“This may be more common than we think,” said Dr. Charles. “We are now asking our migraine patients about their sleep cycles. We know that there is a significant interaction between sleep and migraine, but we don't know whether this mutation has anything to with it. But this study tells us that there is shared machinery underlying the sleep-wake cycle and migraine.”
“The genetics is proof that these two conditions are tied to this mutation,” said Dr. Ptácček. “It is a clue to understanding migraine, the pathophysiology that is still a black box. This is an opening of a window.”
The findings, he added, “underscore the power of human genetics. A handful of genes have been identified in rare familial migraine disorders but they all involve ion channels and pumps. This is the first human migraine gene linked to an enzyme involved in phosphorylating proteins. …By studying the pathways that are changing in our animal model, we will better understand the triggers of migraine,” said Dr. Ptácček.

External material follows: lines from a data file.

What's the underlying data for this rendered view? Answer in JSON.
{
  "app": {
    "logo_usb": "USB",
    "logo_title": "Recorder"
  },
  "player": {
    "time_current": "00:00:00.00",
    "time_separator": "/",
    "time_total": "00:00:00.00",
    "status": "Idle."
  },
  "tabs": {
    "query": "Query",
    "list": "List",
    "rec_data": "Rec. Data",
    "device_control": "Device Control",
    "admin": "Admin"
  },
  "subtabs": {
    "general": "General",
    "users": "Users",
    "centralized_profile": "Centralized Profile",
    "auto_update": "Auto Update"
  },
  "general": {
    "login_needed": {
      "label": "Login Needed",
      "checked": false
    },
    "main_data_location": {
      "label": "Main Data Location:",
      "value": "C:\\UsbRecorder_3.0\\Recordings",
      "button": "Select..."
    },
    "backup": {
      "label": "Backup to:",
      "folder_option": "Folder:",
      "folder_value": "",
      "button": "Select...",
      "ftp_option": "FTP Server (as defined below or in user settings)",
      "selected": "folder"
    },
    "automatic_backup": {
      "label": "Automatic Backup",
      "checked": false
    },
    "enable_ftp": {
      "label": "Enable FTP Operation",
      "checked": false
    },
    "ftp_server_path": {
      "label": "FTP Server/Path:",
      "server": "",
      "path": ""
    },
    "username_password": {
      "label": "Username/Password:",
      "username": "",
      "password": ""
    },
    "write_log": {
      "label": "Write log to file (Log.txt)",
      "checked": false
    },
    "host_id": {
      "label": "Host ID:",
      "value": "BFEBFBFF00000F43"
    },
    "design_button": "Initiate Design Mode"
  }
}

Clinically, patients often say that changes in sleep can bring on a migraine. “This finding strengthens the link between sleep and migraine,” he added.

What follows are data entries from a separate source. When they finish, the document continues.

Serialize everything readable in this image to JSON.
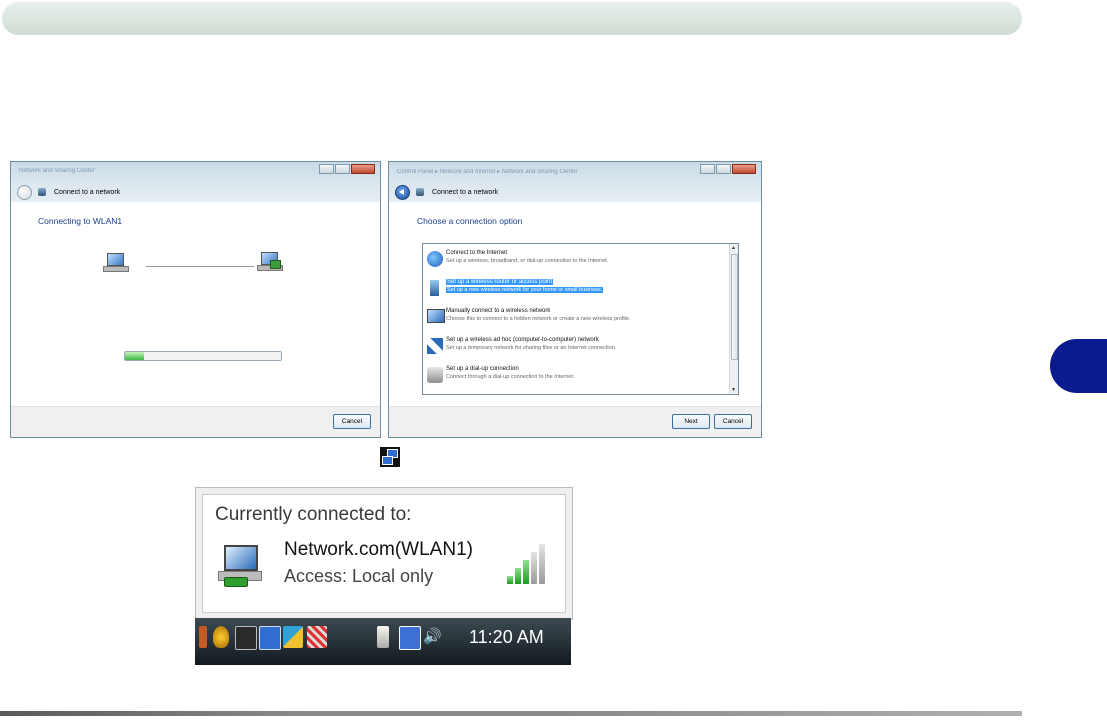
{
  "dialog1": {
    "breadcrumb": "Network and Sharing Center",
    "title": "Connect to a network",
    "heading": "Connecting to WLAN1",
    "progress": 0.12,
    "cancel": "Cancel"
  },
  "dialog2": {
    "breadcrumb": "Control Panel ▸ Network and Internet ▸ Network and Sharing Center",
    "title": "Connect to a network",
    "heading": "Choose a connection option",
    "options": [
      {
        "title": "Connect to the Internet",
        "desc": "Set up a wireless, broadband, or dial-up connection to the Internet."
      },
      {
        "title": "Set up a wireless router or access point",
        "desc": "Set up a new wireless network for your home or small business."
      },
      {
        "title": "Manually connect to a wireless network",
        "desc": "Choose this to connect to a hidden network or create a new wireless profile."
      },
      {
        "title": "Set up a wireless ad hoc (computer-to-computer) network",
        "desc": "Set up a temporary network for sharing files or an Internet connection."
      },
      {
        "title": "Set up a dial-up connection",
        "desc": "Connect through a dial-up connection to the Internet."
      }
    ],
    "next": "Next",
    "cancel": "Cancel"
  },
  "balloon": {
    "title": "Currently connected to:",
    "network": "Network.com(WLAN1)",
    "access": "Access:  Local only",
    "signal_bars": 5
  },
  "taskbar": {
    "clock": "11:20 AM"
  },
  "colors": {
    "chapter_tab": "#0b1a8c",
    "selection": "#3399ff",
    "dialog_heading": "#1b3f8c"
  }
}
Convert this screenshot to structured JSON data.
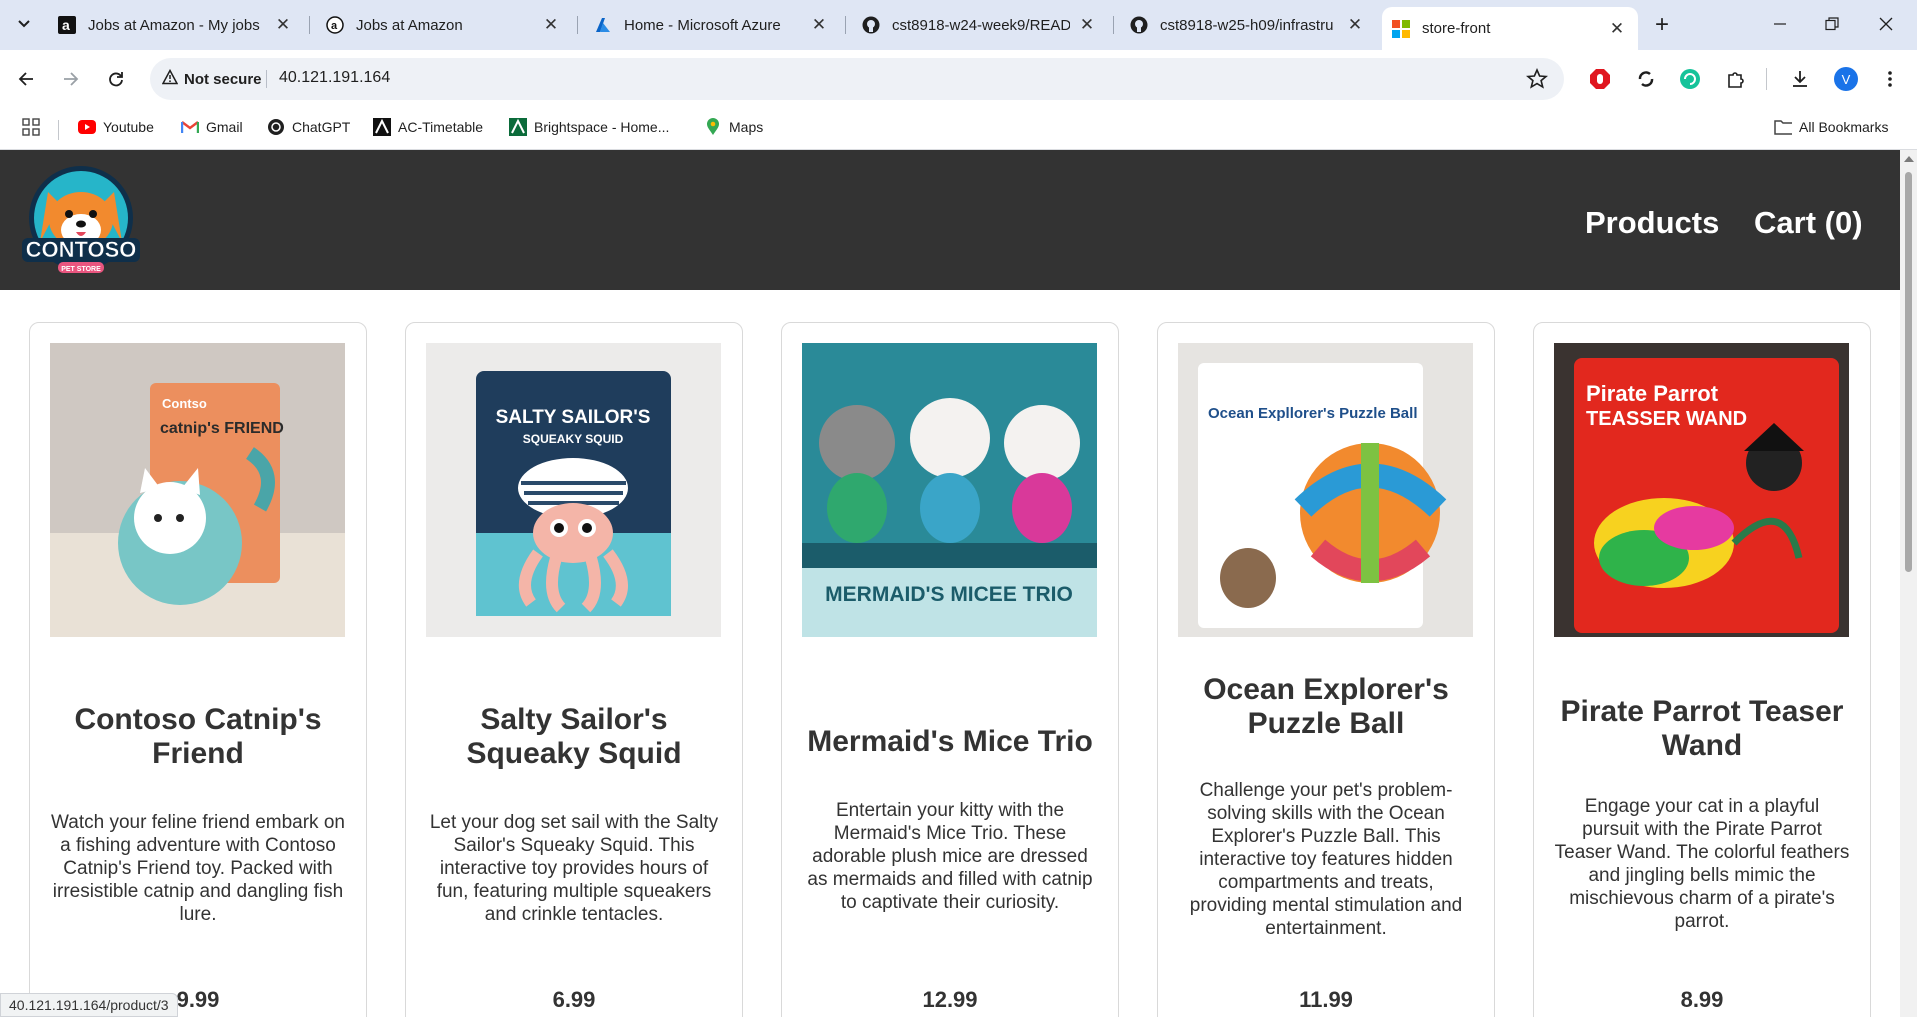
{
  "browser": {
    "tabs": [
      {
        "title": "Jobs at Amazon - My jobs",
        "icon": "amazon-icon"
      },
      {
        "title": "Jobs at Amazon",
        "icon": "amazon-jobs-icon"
      },
      {
        "title": "Home - Microsoft Azure",
        "icon": "azure-icon"
      },
      {
        "title": "cst8918-w24-week9/READ",
        "icon": "github-icon"
      },
      {
        "title": "cst8918-w25-h09/infrastru",
        "icon": "github-icon"
      },
      {
        "title": "store-front",
        "icon": "windows-logo-icon",
        "active": true
      }
    ],
    "security_label": "Not secure",
    "url": "40.121.191.164",
    "profile_initial": "V",
    "bookmarks": [
      {
        "label": "Youtube",
        "icon": "youtube-icon"
      },
      {
        "label": "Gmail",
        "icon": "gmail-icon"
      },
      {
        "label": "ChatGPT",
        "icon": "chatgpt-icon"
      },
      {
        "label": "AC-Timetable",
        "icon": "ac-icon"
      },
      {
        "label": "Brightspace - Home...",
        "icon": "brightspace-icon"
      },
      {
        "label": "Maps",
        "icon": "maps-pin-icon"
      }
    ],
    "all_bookmarks_label": "All Bookmarks",
    "status_url": "40.121.191.164/product/3"
  },
  "site": {
    "logo_text": "CONTOSO",
    "logo_subtext": "PET STORE",
    "nav": {
      "products": "Products",
      "cart": "Cart (0)"
    },
    "header_color": "#333333"
  },
  "products": [
    {
      "name": "Contoso Catnip's Friend",
      "description": "Watch your feline friend embark on a fishing adventure with Contoso Catnip's Friend toy. Packed with irresistible catnip and dangling fish lure.",
      "price": "9.99",
      "image": "catnip-friend-toy-image"
    },
    {
      "name": "Salty Sailor's Squeaky Squid",
      "description": "Let your dog set sail with the Salty Sailor's Squeaky Squid. This interactive toy provides hours of fun, featuring multiple squeakers and crinkle tentacles.",
      "price": "6.99",
      "image": "squeaky-squid-toy-image"
    },
    {
      "name": "Mermaid's Mice Trio",
      "description": "Entertain your kitty with the Mermaid's Mice Trio. These adorable plush mice are dressed as mermaids and filled with catnip to captivate their curiosity.",
      "price": "12.99",
      "image": "mermaid-mice-toy-image"
    },
    {
      "name": "Ocean Explorer's Puzzle Ball",
      "description": "Challenge your pet's problem-solving skills with the Ocean Explorer's Puzzle Ball. This interactive toy features hidden compartments and treats, providing mental stimulation and entertainment.",
      "price": "11.99",
      "image": "puzzle-ball-toy-image"
    },
    {
      "name": "Pirate Parrot Teaser Wand",
      "description": "Engage your cat in a playful pursuit with the Pirate Parrot Teaser Wand. The colorful feathers and jingling bells mimic the mischievous charm of a pirate's parrot.",
      "price": "8.99",
      "image": "teaser-wand-toy-image"
    }
  ],
  "product_image_text": {
    "p1_brand": "Contso",
    "p1_title": "catnip's FRIEND",
    "p2_title": "SALTY SAILOR'S",
    "p2_sub": "SQUEAKY SQUID",
    "p3_title": "MERMAID'S MICEE TRIO",
    "p4_title": "Ocean Expllorer's Puzzle Ball",
    "p5_title": "Pirate Parrot",
    "p5_sub": "TEASSER WAND"
  }
}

The team is now working to identify specific proteins that are not being properly phosphorylated. They are interested in the gap junction protein, connexin 43. The mutant mice do not phosphorylate it, said Dr. Shapiro.
“They did a good job of establishing that this mutation can also predispose to migraine. This is new,” said Clifford B. Saper, MD, PhD, the James Jackson Putnam professor at Harvard Medical School and chairman of the department of neurology at Beth Israel Deaconess Medical Center. “The finding suggests a possible reason that migraine and cluster headaches may be circadian. They did as good a job of establishing that as you can in a mouse, which you cannot really ask if it has migraine headaches.

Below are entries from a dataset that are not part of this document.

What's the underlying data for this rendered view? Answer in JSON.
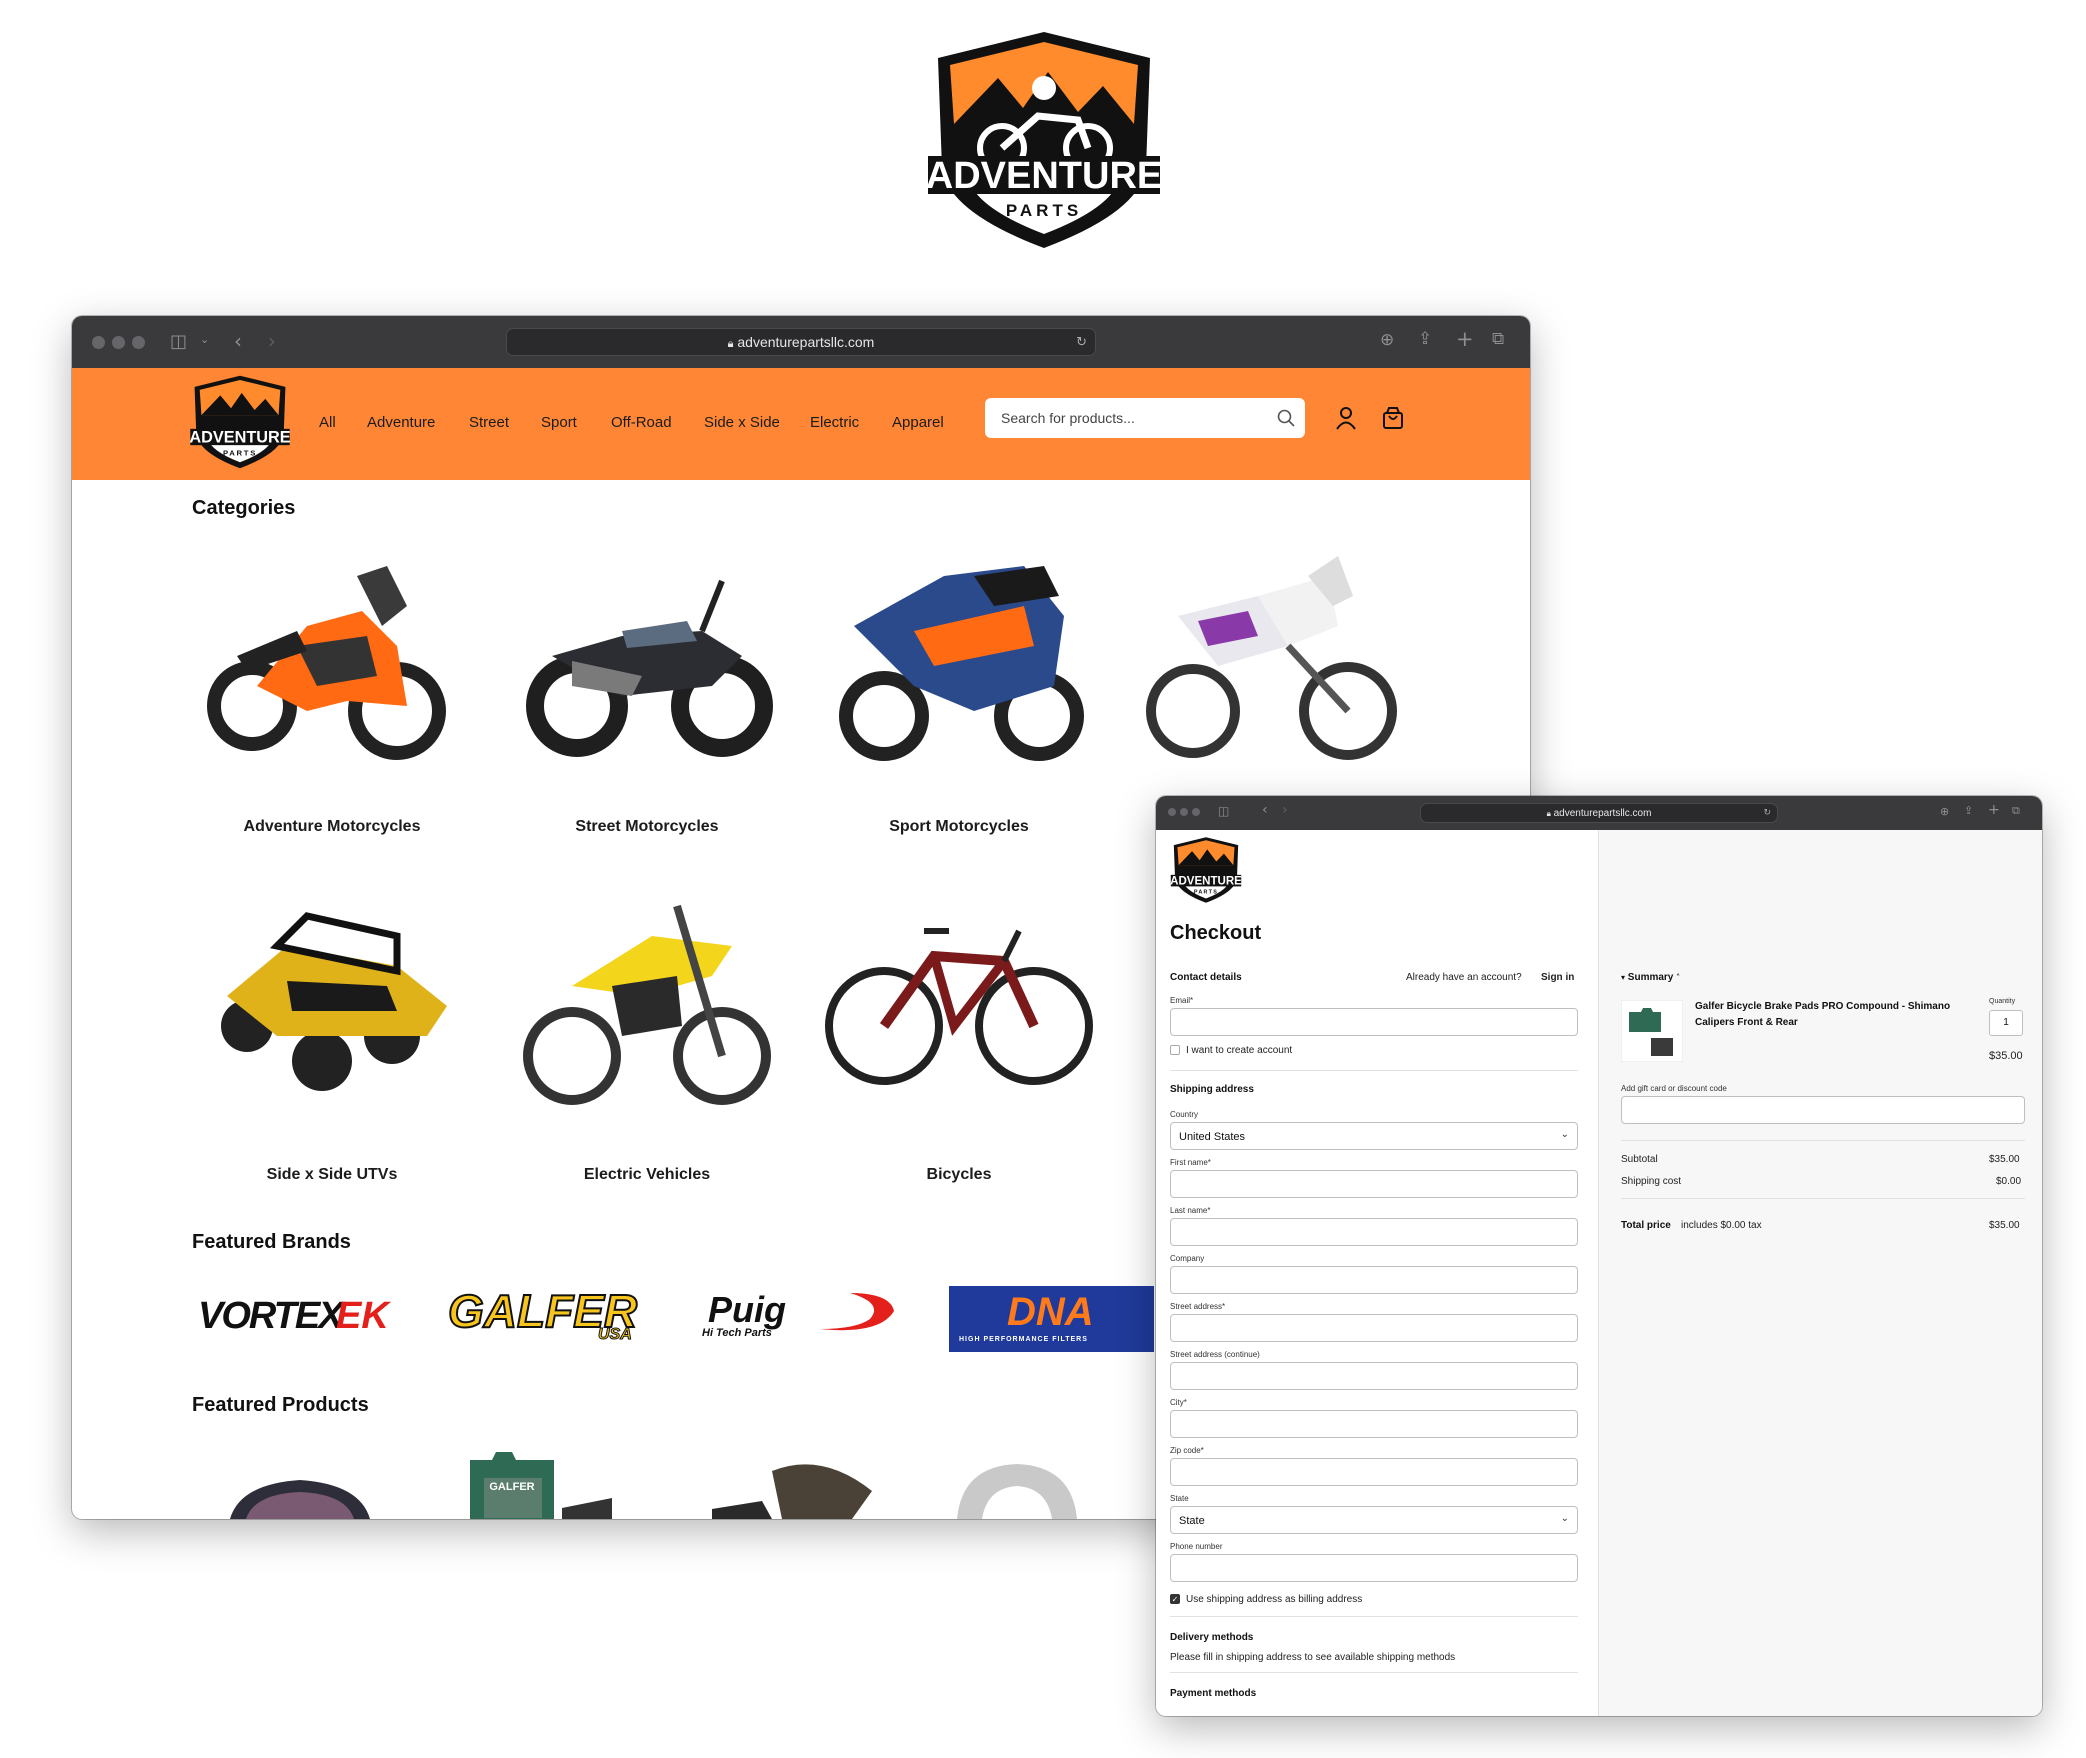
{
  "hero": {
    "logo_word1": "ADVENTURE",
    "logo_word2": "PARTS"
  },
  "main_window": {
    "url": "adventurepartsllc.com",
    "nav": [
      "All",
      "Adventure",
      "Street",
      "Sport",
      "Off-Road",
      "Side x Side",
      "Electric",
      "Apparel"
    ],
    "search_placeholder": "Search for products...",
    "logo_word1": "ADVENTURE",
    "logo_word2": "PARTS",
    "categories_title": "Categories",
    "categories": [
      {
        "label": "Adventure Motorcycles"
      },
      {
        "label": "Street Motorcycles"
      },
      {
        "label": "Sport Motorcycles"
      },
      {
        "label": ""
      },
      {
        "label": "Side x Side UTVs"
      },
      {
        "label": "Electric Vehicles"
      },
      {
        "label": "Bicycles"
      }
    ],
    "brands_title": "Featured Brands",
    "brands": [
      {
        "name": "VORTEX",
        "suffix": "EK"
      },
      {
        "name": "GALFER",
        "suffix": "USA"
      },
      {
        "name": "Puig",
        "suffix": "Hi Tech Parts"
      },
      {
        "name": "DNA",
        "suffix": "HIGH PERFORMANCE FILTERS"
      }
    ],
    "products_title": "Featured Products",
    "product_pad_text": "GALFER"
  },
  "checkout_window": {
    "url": "adventurepartsllc.com",
    "logo_word1": "ADVENTURE",
    "logo_word2": "PARTS",
    "title": "Checkout",
    "contact_heading": "Contact details",
    "have_account": "Already have an account?",
    "sign_in": "Sign in",
    "email_label": "Email*",
    "create_account": "I want to create account",
    "shipping_heading": "Shipping address",
    "country_label": "Country",
    "country_value": "United States",
    "first_name_label": "First name*",
    "last_name_label": "Last name*",
    "company_label": "Company",
    "street_label": "Street address*",
    "street2_label": "Street address (continue)",
    "city_label": "City*",
    "zip_label": "Zip code*",
    "state_label": "State",
    "state_value": "State",
    "phone_label": "Phone number",
    "billing_same": "Use shipping address as billing address",
    "delivery_heading": "Delivery methods",
    "delivery_note": "Please fill in shipping address to see available shipping methods",
    "payment_heading": "Payment methods",
    "summary": {
      "title": "Summary",
      "item_name_1": "Galfer Bicycle Brake Pads PRO Compound - Shimano",
      "item_name_2": "Calipers Front & Rear",
      "quantity_label": "Quantity",
      "quantity": "1",
      "item_price": "$35.00",
      "discount_label": "Add gift card or discount code",
      "subtotal_label": "Subtotal",
      "subtotal": "$35.00",
      "shipping_label": "Shipping cost",
      "shipping": "$0.00",
      "total_label": "Total price",
      "total_note": "includes $0.00 tax",
      "total": "$35.00"
    }
  }
}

“The implication for migraine is that gene mutations can increase spreading depression, which is thought to cause migraine,” said Dr. Saper. “This is nice collateral evidence to support the spreading depression theory.”
Peter Goadsby, MD, professor of neurology at the University of California, San Francisco (UCSF) and director of the UCSF Headache Program, called Dr. Ptácček “one of the great gene hunters of the era,” and said that “this is the first migraine gene identified that is involved in more common forms of migraine. That this gene turns up in sleep and migraine is key, I think. Many of our patients tell us that altering sleep patterns increases their migraines. If we can understand the biology, it would tell us a great deal about how we might go about treating migraines.”
In an accompanying editorial, Aarno Palotie, MD, PhD, a geneticist at the Wellcome Trust Genome Campus in Cambridge; Mikko Kallela, MD, PhD, at Helsinki University; and Verneri Anttila, PhD, a research fellow in medicine in the program in medical and population genetics at the Broad Institute of the Massachusetts Institute of Technology and Harvard, wrote that the key challenge in genetics is “to decipher how each puzzle piece adds to our picture of the brain's complexity and the phenotypes it manifests.” They said the findings suggest that “phenotyping can be used to illuminate potential connections between divergent phenotypes.”
The editorialists added that it “also supports the hypothesis that the brain has a limited number of ways to react to a disruption in homeostasis, and because migraine is a common secondary symptom in a range of conditions, migraine attacks appear to be one of those ways.”
The link to sleep, they wrote, “is most evident in cluster headaches, a close cousin to migraine, in which the attacks demonstrate a striking diurnal and seasonal periodicity; attacks tend to strike like clockwork within a few hours after falling asleep. Observations that too little or too much sleep can trigger a migraine headache have spurred scientists to link brain centers that control circadian and sleep mechanisms with migraine pathophysiology.”